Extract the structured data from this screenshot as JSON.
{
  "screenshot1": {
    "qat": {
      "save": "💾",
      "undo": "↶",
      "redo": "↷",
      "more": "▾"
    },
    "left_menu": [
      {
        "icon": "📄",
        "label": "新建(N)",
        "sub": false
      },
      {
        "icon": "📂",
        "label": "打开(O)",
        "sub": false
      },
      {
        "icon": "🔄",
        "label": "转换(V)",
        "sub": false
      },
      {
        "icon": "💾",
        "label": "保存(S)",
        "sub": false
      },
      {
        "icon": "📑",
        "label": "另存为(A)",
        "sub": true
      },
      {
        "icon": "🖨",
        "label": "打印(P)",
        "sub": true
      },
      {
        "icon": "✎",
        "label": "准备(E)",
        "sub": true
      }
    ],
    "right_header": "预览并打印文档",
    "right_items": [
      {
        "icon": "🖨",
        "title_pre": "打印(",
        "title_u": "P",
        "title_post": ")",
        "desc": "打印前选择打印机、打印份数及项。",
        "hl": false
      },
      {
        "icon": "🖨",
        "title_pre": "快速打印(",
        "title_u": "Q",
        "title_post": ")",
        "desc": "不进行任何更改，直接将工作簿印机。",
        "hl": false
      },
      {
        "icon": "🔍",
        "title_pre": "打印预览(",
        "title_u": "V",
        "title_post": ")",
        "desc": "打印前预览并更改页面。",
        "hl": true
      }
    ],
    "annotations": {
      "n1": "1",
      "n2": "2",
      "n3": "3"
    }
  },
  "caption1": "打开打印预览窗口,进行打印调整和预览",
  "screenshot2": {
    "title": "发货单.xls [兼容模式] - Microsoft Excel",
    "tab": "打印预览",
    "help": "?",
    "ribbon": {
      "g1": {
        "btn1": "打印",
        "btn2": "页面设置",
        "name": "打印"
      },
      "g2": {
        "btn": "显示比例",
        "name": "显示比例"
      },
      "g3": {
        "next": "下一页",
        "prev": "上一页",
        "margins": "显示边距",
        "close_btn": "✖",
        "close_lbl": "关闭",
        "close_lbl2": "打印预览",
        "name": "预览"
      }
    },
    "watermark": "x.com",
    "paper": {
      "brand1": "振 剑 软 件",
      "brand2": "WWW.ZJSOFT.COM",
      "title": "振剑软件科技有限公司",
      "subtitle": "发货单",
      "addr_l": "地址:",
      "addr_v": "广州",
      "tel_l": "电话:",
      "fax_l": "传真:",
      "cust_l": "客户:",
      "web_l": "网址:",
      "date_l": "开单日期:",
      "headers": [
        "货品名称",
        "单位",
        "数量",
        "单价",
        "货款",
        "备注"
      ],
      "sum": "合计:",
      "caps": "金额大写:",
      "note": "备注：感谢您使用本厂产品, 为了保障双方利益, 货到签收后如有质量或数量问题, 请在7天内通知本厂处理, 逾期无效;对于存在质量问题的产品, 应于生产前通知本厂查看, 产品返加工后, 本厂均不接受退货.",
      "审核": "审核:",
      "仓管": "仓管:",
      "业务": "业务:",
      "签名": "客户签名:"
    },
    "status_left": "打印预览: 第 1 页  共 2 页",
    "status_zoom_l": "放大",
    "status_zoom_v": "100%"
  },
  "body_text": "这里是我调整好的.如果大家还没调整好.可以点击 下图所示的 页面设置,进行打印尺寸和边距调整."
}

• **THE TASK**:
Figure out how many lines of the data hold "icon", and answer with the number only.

• **RESULT OF THE TASK**:
10